The design costs of a green building are much the same as a traditional building. However, depending on the systems incorporated into the design of the building, additional consultants may need to be approached, such as solar consultant for the design of a photo-voltaic (solar) system.
A green building is typically more expensive and complex to build, but the operating costs are lower. However with the updates to the Energy Code, high-efficiency mechanical/electrical systems, and building mounted renewable energy sources becoming more readily available, the cost of building green is becoming closer to that of a non-green building.
Steel is one of the most versatile materials used in construction. It can be used as the structure of the building, exterior cladding, roofing, railings, architectural accents and the like.
To determine the materials that will be used on a construction project, numerous factors must be taken into consideration:
1. Where is the project being construction? If the project is taking place in a major city, it is easy to procure most if not any type of building material, however, if it is a remote project, the use of locally available materials may be the only way to make the project feasible.
2. What type of climate is the project in? This plays a major role in material selection as the type of climate is directly related to the required R-Value of the wall assemblies determined through the design.
3. What is the end use of the building? A building designed to be used for manufacturing that has forklifts being operated inside typically requires a much more durable construction materials to be used than what is found in an office space.
4. What is the owners budget? Budget is the most important factor in the selection of the building materials as only materials which fit into the owners budget can be selected.
A curtain wall is non-structural building facade or envelope typically composed of aluminum and glass. By being a non-structural element, it allows for the aluminum to be much lower gauge and larger glazing spans. Because of this ability to have larger glazing openings, it makes curtain walls perfect for spaces that require as much natural light as possible, such as atriums, lobbies and office spaces.
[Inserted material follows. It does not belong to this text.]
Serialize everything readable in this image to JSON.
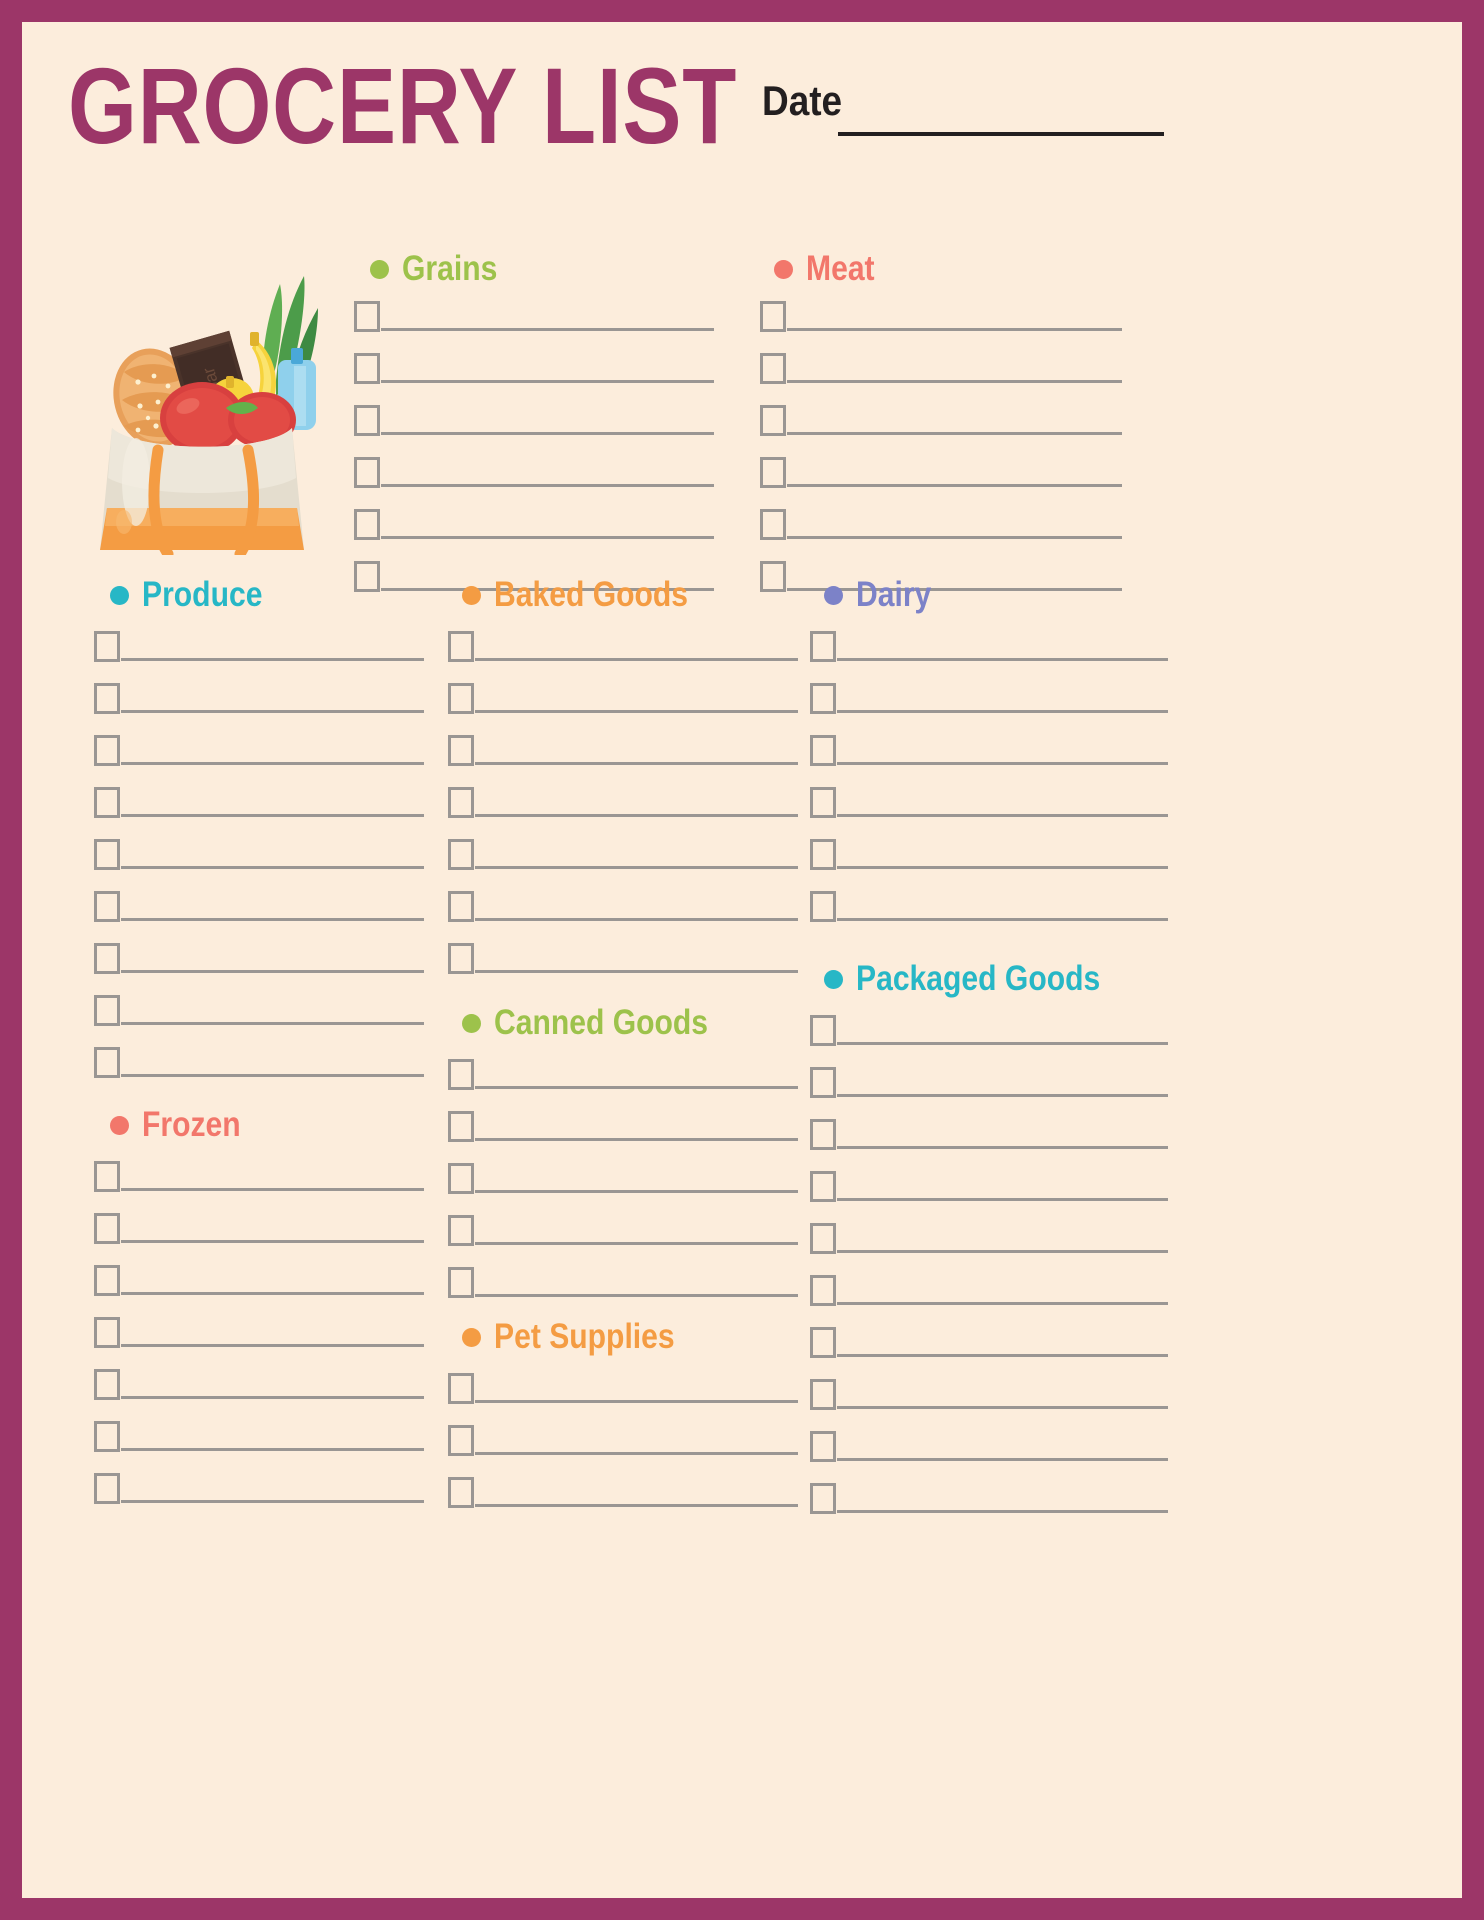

During composite construction, the suspended slab is formed and shored from the underside. After the forming is completed, the rebar is the placed from, concrete poured, and once the concrete has set-up, the formed are stripped and shoring removed. This process is then repeated for each consecutive floor.
While steel construction does utilize bracing systems, almost all types of construction utilize bracing. This can come in the form of both temporary bracing, which is used during framing/building erection and removed before the building is finished, and permanent bracing, which stays in place after the building is complete.
A typical building has a lifespan of 40-50 years, however, through careful design and material selection, buildings can last up to 100 years.
The number of restrooms required in a building is determined based off of the buildings occupancy rating. For example, a building with an occupancy of 1-25 people of each gender will require one male and one female washroom, or two gender neutral washroom. Whereas a building with 51-75 people of each gender will require two male and three female washrooms, or five gender neutral washrooms.
In construction, the general contractor is the party responsible for the overall coordination of all construction activities on site and is in a direct contract with the owner. To complete all or a portion of the work, the general contractor hires subcontractors, who are specialized contractors focusing on individual aspects of the construction, such as installation of masonry, structural steel, plumbing or electrical.